As an adolescent Hugo Zemp wanted to become a jazz musician, and at the age of 20 entered in a three-year program of percussion at the Conservatory of Basle, his hometown in Switzerland. In 1958, at the age of 21, he travelled to Côte d’Ivoire to experience African percussion. There he met André Schaeffner, the father of French ethnomusicology from the Musée de l’Homme in Paris, and his wife Denise Paulme, professor of anthropology. Seeing Zemp’s enthusiasm for African music, they invited him to come to Paris to study. He finished his musical studies and began studying anthropology, linguistic and ethnomusicology in Paris.
Conducting his fieldwork between 1961 and 1967 in the Côte d’Ivoire, mostly among the Dan people, Zemp wrote a doctoral thesis that garnered interest among French- and English-speaking ethnomusicologists studying West African music. He also made shorter stays among other peoples to document and record their music, among these the Senufo, whose balafon music impressed him so much that he returned to Côte d’Ivoire forty years after his first encounter to make the four-film series Masters of the Balafon. In 1967 he became researcher at the CNRS (Centre National de la Recherche Scientifique) at the Ethnomusicology Department of the Musée de l’Homme, in Paris, where he worked until his retirement in 2004.
An important event for Zemp’s professional life was an encounter with Daniel de Coppet, whose sound recordings from the ‘Are’are people of the Solomon Islands almost let him forget African music for a time! Hugo Zemp started a new fieldwork period in 1969 with a 16mm camera, making all of the mistakes of a beginning filmmaker. Zemp began to find his way into ethnographic filmmaking with the help of friend and ethnographic filmmaker, Jean-Dominique Lajoux, as well as all of the books he could find on documentary filmmaking and the films of Jean Rouch.
An esthetic shock was watching Rouch’s film Tourou et Bitti, a nine-minute sequence shot on a possession ritual in Niger. This film and the writings of Jean Rouch persuaded him that long takes with a moving camera, and without zooming, could be the ideal strategy for filming music in the field. On his second field trip to the Solomon Islands in 1974, Zemp made the film ‘Are’are Music to show the native classification of music, explained by a master musician. With its richness of musical types and the beauty of the polyphonic instrumental and vocal music in the film, it was and still is an important event for ethnomusicologists. Zemp, though, remained unsatisfied with the artificial shooting techniques (he urged the musician to be short because of limited film stock), and because many musical types had to be shot out of context.

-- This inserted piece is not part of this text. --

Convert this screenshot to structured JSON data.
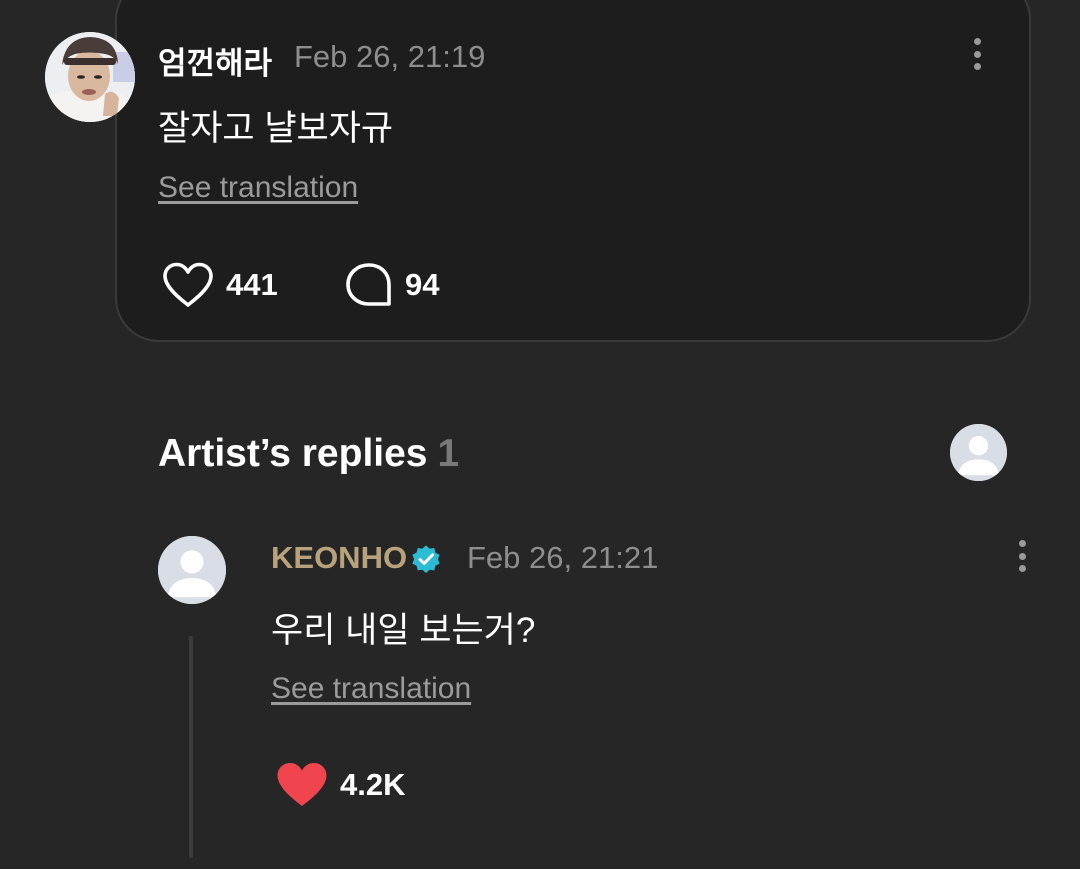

Zemp went on to make a series of four films about the traditional local yodelling of a mountain valley in his home country Switzerland, learning from watching David McDougall’s films to use subtitled conversations to transmit verbal information. Next was a film about overtone or bi-phonic singing, The Song of Harmonics, which showed for the first time sound synchronized shots of x-ray and of spectral analyses. At the invitation of Georgian anthropologists met at a film festival in Estonia, he shot his two first videos in the Georgian Caucasus in 1991 and then returning to his first love, African music, he made his series on Senufo balafons, and two films on urban music of Côte d’Ivoire.

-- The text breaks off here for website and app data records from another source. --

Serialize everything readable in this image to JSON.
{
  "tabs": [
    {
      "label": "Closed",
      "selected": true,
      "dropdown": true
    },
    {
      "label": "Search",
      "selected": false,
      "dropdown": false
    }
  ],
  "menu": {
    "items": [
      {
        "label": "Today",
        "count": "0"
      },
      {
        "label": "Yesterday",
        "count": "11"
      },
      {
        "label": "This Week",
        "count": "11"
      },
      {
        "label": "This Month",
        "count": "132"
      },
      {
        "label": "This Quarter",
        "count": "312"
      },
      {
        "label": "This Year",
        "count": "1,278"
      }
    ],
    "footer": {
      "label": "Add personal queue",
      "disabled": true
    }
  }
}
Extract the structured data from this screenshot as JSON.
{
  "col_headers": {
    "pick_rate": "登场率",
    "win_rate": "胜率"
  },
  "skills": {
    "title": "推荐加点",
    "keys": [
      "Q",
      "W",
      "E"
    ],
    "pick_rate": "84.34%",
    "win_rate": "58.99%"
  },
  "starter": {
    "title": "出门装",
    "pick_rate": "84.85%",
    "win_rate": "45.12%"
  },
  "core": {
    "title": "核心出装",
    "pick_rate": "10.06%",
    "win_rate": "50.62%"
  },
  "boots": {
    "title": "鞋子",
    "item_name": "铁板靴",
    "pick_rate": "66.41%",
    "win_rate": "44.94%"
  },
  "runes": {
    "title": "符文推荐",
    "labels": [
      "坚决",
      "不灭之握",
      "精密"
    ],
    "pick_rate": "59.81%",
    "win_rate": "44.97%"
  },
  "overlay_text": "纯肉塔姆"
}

Besides his many publications, 18 recorded discs and position as the general editor of the record series “Collection CNRS/Musée de l’Homme”, Zemp has written several articles on filming music and taught analysis and production of ethnomusicological films at the University of Paris X-Nanterre. He has presented his work at many ethnomusicology conferences and universities in Europe and America, and many of his films have received awards at international festivals.
Read Hugo Zemp’s article, Filming Music and Looking at Music Films, originally published in Ethnomusicology, Fall 1988.